Meanwhile, the Bulldogs practiced for a couple of weeks without knowing if, or who, they would be playing this fall. The Southern Conference postponed its fall season on Aug. 13, a blow to a Citadel team that felt it could compete for its third SoCon title since 2015 and second under Thompson.
"At first, we were out there practicing and wondering who we were going to play," Eubanks said. "But then you started seeing that we're playing Clemson and South Florida, and then Eastern Kentucky and Army. That really made a big difference."
But the summer was not just about COVID-19 and football.
'I learned a lot'
On May 25, a Black man named George Floyd was killed in Minneapolis after a White police officer kneeled on his neck for eight minutes and 46 seconds.
The incident touched off controversy and protests around the nation, and sparked rallies and conversation on college campuses and among athletic teams. Those protests and conversations have been reignited after the shooting of Jacob Blake by police in Kenosha, Wisconsin, on Aug. 23.
Football players and other athletes at Clemson and South Carolina have spoken out and organized rallies in order to raise awareness. Obviously, cadet-athletes at The Citadel are not immune to those same feelings and desire for reform.

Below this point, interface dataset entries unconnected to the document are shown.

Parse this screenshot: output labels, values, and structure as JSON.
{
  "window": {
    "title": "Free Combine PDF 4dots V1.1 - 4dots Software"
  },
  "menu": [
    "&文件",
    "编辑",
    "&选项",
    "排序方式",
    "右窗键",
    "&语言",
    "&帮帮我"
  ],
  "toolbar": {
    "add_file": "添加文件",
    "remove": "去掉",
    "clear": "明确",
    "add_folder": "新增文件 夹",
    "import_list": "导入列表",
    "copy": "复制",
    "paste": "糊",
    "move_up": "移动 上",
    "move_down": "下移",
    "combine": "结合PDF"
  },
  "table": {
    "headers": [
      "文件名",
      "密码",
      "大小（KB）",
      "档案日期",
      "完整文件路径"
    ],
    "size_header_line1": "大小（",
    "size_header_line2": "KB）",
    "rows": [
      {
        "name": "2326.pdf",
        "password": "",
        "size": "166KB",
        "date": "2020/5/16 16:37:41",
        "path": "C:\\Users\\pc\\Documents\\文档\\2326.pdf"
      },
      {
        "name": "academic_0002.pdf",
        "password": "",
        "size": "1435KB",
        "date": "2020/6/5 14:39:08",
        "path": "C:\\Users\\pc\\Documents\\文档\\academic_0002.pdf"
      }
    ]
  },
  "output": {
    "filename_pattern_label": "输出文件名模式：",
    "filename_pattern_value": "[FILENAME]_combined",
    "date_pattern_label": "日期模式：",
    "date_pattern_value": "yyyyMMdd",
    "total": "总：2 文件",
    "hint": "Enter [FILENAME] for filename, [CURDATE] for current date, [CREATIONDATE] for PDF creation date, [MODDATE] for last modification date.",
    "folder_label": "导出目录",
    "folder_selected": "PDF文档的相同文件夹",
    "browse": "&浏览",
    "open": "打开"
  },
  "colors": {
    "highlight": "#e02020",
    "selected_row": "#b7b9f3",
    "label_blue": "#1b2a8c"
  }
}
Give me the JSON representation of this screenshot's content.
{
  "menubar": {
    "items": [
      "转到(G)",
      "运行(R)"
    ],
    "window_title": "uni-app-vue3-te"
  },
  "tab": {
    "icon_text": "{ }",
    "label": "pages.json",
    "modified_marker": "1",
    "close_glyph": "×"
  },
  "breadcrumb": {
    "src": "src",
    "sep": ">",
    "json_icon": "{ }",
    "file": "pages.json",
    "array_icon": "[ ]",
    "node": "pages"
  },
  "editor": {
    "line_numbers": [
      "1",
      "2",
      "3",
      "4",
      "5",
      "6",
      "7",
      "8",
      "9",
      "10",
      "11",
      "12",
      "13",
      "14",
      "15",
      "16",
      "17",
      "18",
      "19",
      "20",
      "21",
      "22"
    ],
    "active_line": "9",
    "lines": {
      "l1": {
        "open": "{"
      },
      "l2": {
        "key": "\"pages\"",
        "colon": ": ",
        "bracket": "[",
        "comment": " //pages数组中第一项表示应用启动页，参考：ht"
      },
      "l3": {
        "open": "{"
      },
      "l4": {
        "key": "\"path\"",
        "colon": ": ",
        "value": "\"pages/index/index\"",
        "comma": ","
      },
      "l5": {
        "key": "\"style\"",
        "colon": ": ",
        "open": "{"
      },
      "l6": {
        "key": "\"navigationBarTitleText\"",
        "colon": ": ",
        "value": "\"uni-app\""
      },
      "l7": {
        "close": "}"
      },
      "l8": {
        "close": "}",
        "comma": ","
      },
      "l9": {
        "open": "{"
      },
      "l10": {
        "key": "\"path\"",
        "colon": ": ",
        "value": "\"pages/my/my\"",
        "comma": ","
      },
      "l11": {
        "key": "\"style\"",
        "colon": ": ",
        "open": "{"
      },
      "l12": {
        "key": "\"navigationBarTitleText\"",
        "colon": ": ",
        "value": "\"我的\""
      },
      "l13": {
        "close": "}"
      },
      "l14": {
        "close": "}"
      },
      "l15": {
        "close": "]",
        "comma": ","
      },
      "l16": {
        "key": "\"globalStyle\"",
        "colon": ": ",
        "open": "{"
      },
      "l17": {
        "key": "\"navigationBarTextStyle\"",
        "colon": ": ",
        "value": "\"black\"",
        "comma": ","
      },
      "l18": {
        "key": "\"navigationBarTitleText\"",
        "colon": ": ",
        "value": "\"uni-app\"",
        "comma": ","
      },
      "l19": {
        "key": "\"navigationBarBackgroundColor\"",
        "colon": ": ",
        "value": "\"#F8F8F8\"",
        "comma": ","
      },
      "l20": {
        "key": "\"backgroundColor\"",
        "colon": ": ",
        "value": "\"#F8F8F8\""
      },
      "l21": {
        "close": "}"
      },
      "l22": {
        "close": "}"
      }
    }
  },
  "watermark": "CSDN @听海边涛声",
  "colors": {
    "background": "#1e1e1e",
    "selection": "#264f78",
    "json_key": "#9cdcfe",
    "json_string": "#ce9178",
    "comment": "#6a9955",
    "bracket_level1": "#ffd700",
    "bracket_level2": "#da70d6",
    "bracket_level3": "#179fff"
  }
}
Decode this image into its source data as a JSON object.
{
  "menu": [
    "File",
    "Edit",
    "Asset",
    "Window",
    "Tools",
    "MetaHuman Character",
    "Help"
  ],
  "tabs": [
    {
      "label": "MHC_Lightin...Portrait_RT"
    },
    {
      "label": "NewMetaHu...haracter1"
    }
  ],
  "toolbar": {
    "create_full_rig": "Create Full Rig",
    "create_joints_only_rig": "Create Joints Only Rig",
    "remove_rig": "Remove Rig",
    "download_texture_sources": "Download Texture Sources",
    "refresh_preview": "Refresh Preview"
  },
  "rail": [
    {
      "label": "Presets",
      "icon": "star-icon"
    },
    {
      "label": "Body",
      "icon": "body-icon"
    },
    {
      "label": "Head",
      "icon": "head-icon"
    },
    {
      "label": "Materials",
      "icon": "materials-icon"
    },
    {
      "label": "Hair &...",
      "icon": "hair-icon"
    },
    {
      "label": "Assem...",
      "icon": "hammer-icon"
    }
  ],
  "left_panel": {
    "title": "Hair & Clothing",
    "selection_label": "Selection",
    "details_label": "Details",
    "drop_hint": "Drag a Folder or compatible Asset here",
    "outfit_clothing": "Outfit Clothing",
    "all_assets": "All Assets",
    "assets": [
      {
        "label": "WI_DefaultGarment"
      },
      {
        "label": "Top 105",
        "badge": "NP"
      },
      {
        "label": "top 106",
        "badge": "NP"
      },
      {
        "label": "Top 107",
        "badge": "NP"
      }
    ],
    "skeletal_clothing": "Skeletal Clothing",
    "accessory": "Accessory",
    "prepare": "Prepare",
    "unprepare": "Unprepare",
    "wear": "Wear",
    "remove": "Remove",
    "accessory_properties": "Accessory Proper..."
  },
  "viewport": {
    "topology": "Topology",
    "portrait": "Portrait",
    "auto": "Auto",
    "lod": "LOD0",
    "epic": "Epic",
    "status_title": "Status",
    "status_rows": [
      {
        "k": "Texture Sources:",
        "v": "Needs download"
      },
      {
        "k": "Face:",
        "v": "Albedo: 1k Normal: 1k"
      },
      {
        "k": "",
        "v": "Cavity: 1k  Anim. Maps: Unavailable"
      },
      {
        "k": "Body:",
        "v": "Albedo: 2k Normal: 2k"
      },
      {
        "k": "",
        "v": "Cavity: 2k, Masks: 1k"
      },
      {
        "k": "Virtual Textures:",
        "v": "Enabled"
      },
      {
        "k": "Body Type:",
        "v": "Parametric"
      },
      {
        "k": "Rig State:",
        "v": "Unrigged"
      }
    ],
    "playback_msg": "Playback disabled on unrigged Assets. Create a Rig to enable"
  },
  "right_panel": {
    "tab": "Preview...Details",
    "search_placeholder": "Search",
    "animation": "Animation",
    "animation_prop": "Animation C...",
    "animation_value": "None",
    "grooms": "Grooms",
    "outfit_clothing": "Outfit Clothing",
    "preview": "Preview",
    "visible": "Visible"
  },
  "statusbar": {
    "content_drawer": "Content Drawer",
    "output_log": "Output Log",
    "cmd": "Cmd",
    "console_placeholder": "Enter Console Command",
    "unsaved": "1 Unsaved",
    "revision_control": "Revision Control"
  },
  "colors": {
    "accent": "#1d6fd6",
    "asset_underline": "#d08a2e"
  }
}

Issues of social justice have been the subject of Zoom calls and of social media posts for players and coaches. Over the summer, The Citadel brought in Black football alumni such as Lamar Sales and Travis Stephens to speak with the players about what they were feeling and dealing with.
"Getting to hear their perspective was important," Rainey said. "They are older and they went through the same challenges that still go on every day here. You hear about those guys, you see their jerseys hanging up in Seignious Hall, and then you get to talk to them and hear from them. They gave us a lot of wisdom, and it was a pretty cool experience."
Eubanks said the team met with Thompson just last week to talk again about those issues.
"We're a team and we're all brothers in my eyes," Eubanks said. "I think everyone looks at it that way."
“If not now... when??????!!!!” https://t.co/S3aJk6OO0a— Clay Harris (@clayharris02) August 27, 2020
But for some of Eubanks' teammates, the conversations have been eye-opening.
"I've learned a lot in those meetings," Rainey said. "As a White American, I don't understand what our African-American teammates go through. I love each and everyone of my teammates, and I try never to be neglectful. But just talking and being in these conversations, it definitely opened my eyes to some things."
They won't get to play for a SoCon championship this fall. They will only get to play one home game at Johnson Hagood Stadium. And they won't have quite the team they could have had for the 2020 season.
But for Rainey and Eubanks and most of their teammates, they will get to play football. And that means a lot.
"Last year, we were so close and we let some get away," Rainey said of the 2019 season, when the Bulldogs were 6-6 overall, 4-4 in the SoCon and in the hunt for the league title until the final week. "I felt like we were right there, so I really wanted to get back out there this fall. When all the stuff started happening in the spring, I thought there was no way it could affect our season. But now the season is here, and I'm ready to play football."
The Bulldogs might get to play again in the spring. But they might not.
"For the seniors, it's our last year and we don't want to look back and say, 'Dang, our senior season went out like that?' Eubanks said. "I know I'm eager to get on the field. Things got canceled, some teammates didn't show up. I think it just showed us we had to push through and find a way."